With the election of Obama, America decided to abdicate our position as a global super power and "city on a hill" for other nations to emulate. "Today we have post-modern, post-great-power rivalry, in which America envies the way the beneficiaries of its post-war largesse have been able to opt out of the great game entirely." We'd like to vote ourselves off the island and be just like everyone else. We begin this process by abandoning our commitment to Israel. "But in leaving Israel to its fate we have told our enemies something elemental and devastating about the will of a decaying West, and of the supposed global superpower." As our foes around the world recognize our decay, we will become the New Jerusalem and finally understand what it means to be the global target of destruction.

Steyn spends an entire chapter describing America after the fall through a letter from the future. Let's just say, it isn't pretty. America has devolved into a balkanized shell of its former self.

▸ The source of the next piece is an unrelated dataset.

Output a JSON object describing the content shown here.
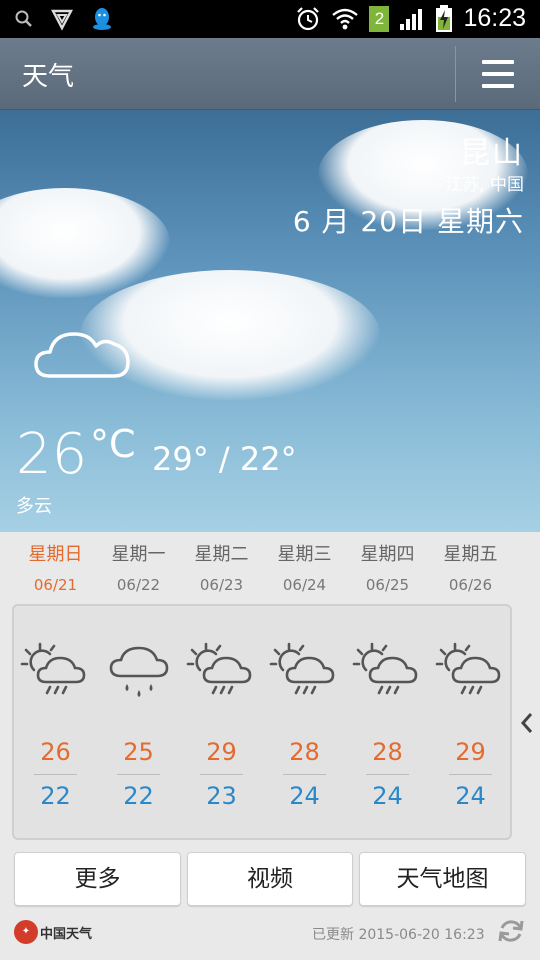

Finally he sums up our situation with a chapter entitled, "The Hope of Audacity." We desperately need to become the type of people who make America the type of place where the right thing to do is politically profitable. Remember we did this to ourselves. We cannot blame others for an environment we created that makes it politically expedient to do the wrong thing.

So, what's to be done?

De-Centralize: or as Mark Steyn puts it, "Screw the state. Let's do it ourselves."
Do get out into the real world and see how reality works.

Finally, my favorite - Move to New Hampshire with the Free State Project! The motto in New Hampshire is "Live Free or Die." It sounds like a battle cry. "We'll win this thing or die trying.... But in fact, it's something far less dramatic. It's a bald statement of the reality of our lives in the prosperous West. You can live as free men, but if you choose not to, our society will surely die."

Live free or die.